A man playing a guitar and singing to a close crowd of a dozen or so men and women

No Depression Features Zora Neale Hurston

Posted by: Stephen Winick

We’re happy to announce a new venture in getting our stories out there! We’re working with No Depression, The Journal of Roots Music, which is published by the nonprofit Freshgrass Foundation.  They’ll be publishing a column called Roots in the Archive, featuring content from the American Folklife Center and Folklife Today, over at their website. …

A man playing a guitar and singing to a close crowd of a dozen or so men and women

Podcast: Episode 17, on Transcribing Lomax with By the People, is Ready for Listening!

Posted by: Stephen Winick

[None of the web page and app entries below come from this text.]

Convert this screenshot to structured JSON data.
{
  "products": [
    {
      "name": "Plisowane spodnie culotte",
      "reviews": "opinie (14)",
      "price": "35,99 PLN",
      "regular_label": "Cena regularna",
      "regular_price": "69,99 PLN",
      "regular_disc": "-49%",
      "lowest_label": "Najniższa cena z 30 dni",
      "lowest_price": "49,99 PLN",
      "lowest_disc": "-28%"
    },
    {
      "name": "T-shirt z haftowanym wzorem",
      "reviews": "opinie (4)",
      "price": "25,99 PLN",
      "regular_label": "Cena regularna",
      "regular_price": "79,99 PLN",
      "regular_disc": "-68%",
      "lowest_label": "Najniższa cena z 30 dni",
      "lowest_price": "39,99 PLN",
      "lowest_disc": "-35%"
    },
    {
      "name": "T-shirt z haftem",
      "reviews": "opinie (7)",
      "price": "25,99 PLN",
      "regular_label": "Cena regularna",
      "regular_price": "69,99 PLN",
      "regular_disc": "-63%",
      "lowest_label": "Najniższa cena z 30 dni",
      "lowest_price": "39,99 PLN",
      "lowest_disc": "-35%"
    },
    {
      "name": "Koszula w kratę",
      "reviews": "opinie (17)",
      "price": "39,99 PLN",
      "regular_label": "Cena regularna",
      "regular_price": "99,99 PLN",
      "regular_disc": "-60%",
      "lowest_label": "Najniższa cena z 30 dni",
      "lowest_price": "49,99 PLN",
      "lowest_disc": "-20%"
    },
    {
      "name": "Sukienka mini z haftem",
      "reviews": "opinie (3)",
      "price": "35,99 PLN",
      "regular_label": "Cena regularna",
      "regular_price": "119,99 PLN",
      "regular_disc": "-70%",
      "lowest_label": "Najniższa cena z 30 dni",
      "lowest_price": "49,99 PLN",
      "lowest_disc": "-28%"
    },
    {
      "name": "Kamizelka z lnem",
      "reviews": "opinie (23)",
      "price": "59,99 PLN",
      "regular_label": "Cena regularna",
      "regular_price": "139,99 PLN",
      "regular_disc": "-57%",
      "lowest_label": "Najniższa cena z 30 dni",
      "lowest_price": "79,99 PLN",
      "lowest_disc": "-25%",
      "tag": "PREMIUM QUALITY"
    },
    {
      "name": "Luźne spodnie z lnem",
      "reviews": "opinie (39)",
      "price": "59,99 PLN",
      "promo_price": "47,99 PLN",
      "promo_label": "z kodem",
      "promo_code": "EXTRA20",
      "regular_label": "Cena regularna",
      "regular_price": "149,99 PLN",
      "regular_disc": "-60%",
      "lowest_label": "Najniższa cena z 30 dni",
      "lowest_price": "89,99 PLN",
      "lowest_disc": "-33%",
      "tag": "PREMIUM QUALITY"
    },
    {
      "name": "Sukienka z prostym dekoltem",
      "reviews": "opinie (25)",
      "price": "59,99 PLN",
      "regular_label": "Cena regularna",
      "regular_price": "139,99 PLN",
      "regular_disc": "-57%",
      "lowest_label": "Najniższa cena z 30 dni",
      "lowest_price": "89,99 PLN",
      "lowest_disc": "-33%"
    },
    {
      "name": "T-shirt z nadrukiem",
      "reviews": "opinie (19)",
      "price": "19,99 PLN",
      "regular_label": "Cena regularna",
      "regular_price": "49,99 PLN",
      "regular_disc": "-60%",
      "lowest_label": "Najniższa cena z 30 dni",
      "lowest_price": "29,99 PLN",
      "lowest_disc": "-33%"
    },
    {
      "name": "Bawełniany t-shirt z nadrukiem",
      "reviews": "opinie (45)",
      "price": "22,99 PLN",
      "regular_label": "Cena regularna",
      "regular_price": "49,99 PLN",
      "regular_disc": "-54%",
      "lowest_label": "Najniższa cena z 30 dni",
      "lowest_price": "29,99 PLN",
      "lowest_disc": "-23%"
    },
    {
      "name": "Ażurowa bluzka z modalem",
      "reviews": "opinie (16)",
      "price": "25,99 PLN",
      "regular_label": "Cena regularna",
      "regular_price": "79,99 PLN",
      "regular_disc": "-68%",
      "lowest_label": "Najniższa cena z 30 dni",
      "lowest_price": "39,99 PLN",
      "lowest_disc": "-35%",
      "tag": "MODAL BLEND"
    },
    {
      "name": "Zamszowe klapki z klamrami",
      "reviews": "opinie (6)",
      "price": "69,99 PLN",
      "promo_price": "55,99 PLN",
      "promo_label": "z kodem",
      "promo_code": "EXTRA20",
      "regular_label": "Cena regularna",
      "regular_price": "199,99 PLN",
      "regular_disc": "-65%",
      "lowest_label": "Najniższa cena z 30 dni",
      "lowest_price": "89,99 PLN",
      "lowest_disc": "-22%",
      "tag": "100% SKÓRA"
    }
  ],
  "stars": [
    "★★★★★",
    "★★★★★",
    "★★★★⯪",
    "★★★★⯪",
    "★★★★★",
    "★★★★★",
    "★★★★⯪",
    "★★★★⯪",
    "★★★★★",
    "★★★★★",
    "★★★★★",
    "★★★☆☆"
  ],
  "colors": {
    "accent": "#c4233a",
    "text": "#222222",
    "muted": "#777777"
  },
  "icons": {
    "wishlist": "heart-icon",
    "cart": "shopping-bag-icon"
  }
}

Episode seventeen of the Folklife Today Podcast (or Season 2, Episode 5) is ready for listening! In the episode, John Fenn and Stephen Winick talk about a campaign called "The Man Who Recorded the World: On The Road with Alan Lomax." It's an effort to crowdsource transcriptions Alan Lomax's fascinating field notes. Through this campaign, you can help out the Library of Congress and music fans worldwide by increasing access to Lomax's field notes through transcribing and reviewing pages. Anyone can get involved at the link provided in the blog. The podcast and blog feature music from throughout Lomax's career as well as descriptions of his notes.